The bar has witty references to other areas – there is a small grizzly supporting shelves for example, echoing the entrance area sculpture, and the area behind the bar has a painting representing the surrounding woodland. Funky details abound – a hollow log, stools made from sections of tree trunk, a pair of moose antlers (seems as if the moose population in this part of the States is a favourite prey of the hunters) and patterning when used is indicative of native Americans traditions. The overall effect is very comfortable visually and physically, enhanced by fireplaces and typical high quality service. Both the refurbished bar and the new lounge area are proving very popular with guests.
The layout of the building plan separates off the conference area from the main areas, placing the potential for noise from gatherings at the opposite end in what is a very large building from the space occupied by the spa and pool. The pool hall itself is a handsome space, open into the roof timbers, and the skylight providing reflection in the water. Its glass doors open onto outside terraces, one of which is occupied by the outside area of the very cramped spa. The treatment rooms for the spa are conversions of bedrooms I suspect, and as such they lack panic buttons, soundproofing or any of the real luxury trappings expected in a European spa. As such they will need considerable lift if the spa is to operate in a way that will draw spa aficionados in from areas around, as happens at Mohonk, where the 1990’s spa addition has proved very successful.
Whilst effective as treatment rooms, there are only two spaces, alongside the small gym and the pool areas. The outside pool for the spa is a successful and slightly romantic piece of design, using large rocks to create an illusion of a river section for the whirlpool area. However again the outside relaxation area is quite small and the whole spa seems out of scale for such a large hotel.
The conference areas themselves have their own terraces and breakout zones, easily serviced from the hotel kitchens. With their own reception desk and lobby area, they offer clients the opportunity to create an event that can run quite separately from the hotel, with its own entrance etc., allowing conferences a feeling of some exclusivity. They are also placed at the same end of the hotel as the golf course allowing an easy interaction between the two.
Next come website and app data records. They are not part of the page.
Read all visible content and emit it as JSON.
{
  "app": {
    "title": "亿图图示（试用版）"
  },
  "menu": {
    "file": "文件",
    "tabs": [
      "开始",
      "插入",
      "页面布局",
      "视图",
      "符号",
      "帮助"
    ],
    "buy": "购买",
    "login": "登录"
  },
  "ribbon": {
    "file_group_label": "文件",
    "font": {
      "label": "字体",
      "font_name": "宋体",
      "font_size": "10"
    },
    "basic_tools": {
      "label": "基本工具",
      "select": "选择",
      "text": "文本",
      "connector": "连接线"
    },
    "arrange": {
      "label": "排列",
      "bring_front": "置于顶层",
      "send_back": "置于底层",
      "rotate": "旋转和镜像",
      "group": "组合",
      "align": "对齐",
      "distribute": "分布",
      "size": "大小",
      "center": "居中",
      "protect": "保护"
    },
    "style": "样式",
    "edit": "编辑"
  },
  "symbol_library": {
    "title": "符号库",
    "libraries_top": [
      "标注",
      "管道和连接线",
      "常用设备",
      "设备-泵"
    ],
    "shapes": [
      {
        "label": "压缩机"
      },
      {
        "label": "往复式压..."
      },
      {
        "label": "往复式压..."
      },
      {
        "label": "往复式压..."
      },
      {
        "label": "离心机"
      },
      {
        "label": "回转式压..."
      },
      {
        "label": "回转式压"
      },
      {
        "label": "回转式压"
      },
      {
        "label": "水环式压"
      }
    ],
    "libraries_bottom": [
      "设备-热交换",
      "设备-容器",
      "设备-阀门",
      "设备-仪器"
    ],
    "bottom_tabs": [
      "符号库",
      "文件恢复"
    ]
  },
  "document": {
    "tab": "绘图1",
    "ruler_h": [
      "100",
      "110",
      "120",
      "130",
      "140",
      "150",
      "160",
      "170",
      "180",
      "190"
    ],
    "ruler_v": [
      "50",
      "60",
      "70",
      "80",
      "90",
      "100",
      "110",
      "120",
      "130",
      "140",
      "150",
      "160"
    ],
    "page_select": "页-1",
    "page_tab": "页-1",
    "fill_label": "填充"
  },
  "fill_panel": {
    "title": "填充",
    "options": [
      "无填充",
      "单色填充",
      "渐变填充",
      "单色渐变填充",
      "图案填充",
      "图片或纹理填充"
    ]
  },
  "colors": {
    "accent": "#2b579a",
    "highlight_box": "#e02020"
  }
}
The outdoor spaces also include an amphitheatre down the slope from the hotel, whilst the lawns in front lead onto forest walks and the wild beauty of the Columbia Gorge. Bedrooms are large and well laid out generally although the suites are a lot less convincing. The bedrooms take advantage of their width to have large desk areas, and all have spaces that are almost big enough for walk-in wardrobes. The arc of the building gives most views of the river gorge.
The suites often have open fireplaces in them – although unlike Mohonk where the guests are trusted to light their own log fires, here the fires are gas effect. Safer perhaps but certainly less romantic than going to sleep to the flickering light of burning logs. I find it curious that where the suite has a lounge with settees etc. the log fire is nonetheless placed in the bedroom, so the opportunity to have that romantic evening sitting in front of the fire is lost, but maybe that is just an English concept of cosiness.
Skamania, like Alderbrook, reaches into the heart of America – the heart that embraces wilderness and the natural world (not the one that then goes out and slaughters it with automatic weapons). With easy access for skiiing in the winter, walks and wild life in the summer, water sports on the Columbia and a large slice of the history of development and exploration that led to statehood for Oregon in 1859 and Washington State some 30 years later the hotel is well placed to provide a luxury escape for the urban populations from surrounding states.
From a visit in August 2012. © Words and Photographs Patrick Goff